KNIGHT: Personally, I mean, the role of Black women is beyond important. They have a heavy hand on my life, you know, from my mother - I have a sister. What I do, whether it's personal business, you know, it all has and relates back to the Black female. And we've seen how the media portrays Black women. They just continue to question and continue to put down. After all the work, all the pain, all the troubles that they deal with, they steady continue to rise up and show out.
SHAPIRO: Let's talk about your move to copyright some of your work, which is uncommon for choreographers and incredibly involved.
KNIGHT: Yes (laughter). The notation for "Single Ladies" is 40 pages long, and that's the choreography from top to bottom.
SHAPIRO: So why was it important to you to get copyright protection? Why did you think this is something a choreographer should have?
KNIGHT: I feel like it just validates our positioning and ownership. You know, what copyrighting it does is allow you to still have your hand on it even after the work is done. So as people go and want to use your IP, use your choreography in feature films and commercials, even on video games, you know, you still have ownership of and you should still collect some sort of residual payment for such usage.
SHAPIRO: So much of what makes choreography universal and ubiquitous now is social media. And there are fears that when dances are copyrighted, people on TikTok or YouTube are going to get sued for, like, doing a popular dance at a bachelorette party. Do you fear that that's what's going to happen here?
KNIGHT: No. The point of copywriting isn't to protect us from doing the dances at home, you know? It's to protect the creator from these huge corporations that come in and take advantage of.
SHAPIRO: Like Fortnite, you're saying - like a video game that's going to make a ton of money by selling a dance that somebody else created.
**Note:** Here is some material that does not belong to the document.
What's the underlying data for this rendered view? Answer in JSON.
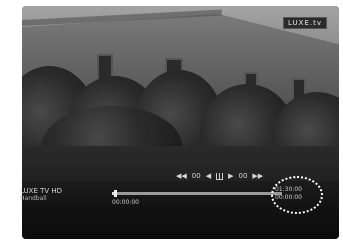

SHAPIRO: You know, as I was getting ready for this interview, I kept thinking of this famous line that says writing about music is like dancing about architecture. And I wondered if making radio about choreography is the same disconnect. But (laughter) with that said, will you indulge us and just, like, give us an eight count to go out on?
KNIGHT: Yes. This eight count is for everyone, even if you're driving, even if you're at home sitting down listening.
(SOUNDBITE OF MEGAN THEE STALLION SONG, "SAVAGE")
KNIGHT: I'm going to roll both shoulders to the back four times. We're going to go one, two and - full movement - three. Feel the up and down - four. To the front, we roll - one. Feel the ups and down - three, four. Your head is going to go to the right and to the left, full movement. We're going to go right and left and right and left. We'll look left and right and left. Now, if you're driving, you may not want to look left and right so fully.
SHAPIRO: JaQuel Knight, you made choreography work on the radio. It's amazing.
KNIGHT: There we go.
SHAPIRO: Thank you so much.
KNIGHT: Thanks, Ari.
SHAPIRO: This was really a joy.
KNIGHT: No, I've had a good time.
(SOUNDBITE OF SONG, "SAVAGE")
MEGAN THEE STALLION: (Rapping) What's happening? What's happening? I'm a savage, yeah - classy, bougie, ratchet, yeah, sassy, moody, nasty.
NPR transcripts are created on a rush deadline by Verb8tm, Inc., an NPR contractor, and produced using a proprietary transcription process developed with NPR. This text may not be in its final form and may be updated or revised in the future. Accuracy and availability may vary. The authoritative record of NPR’s programming is the audio record.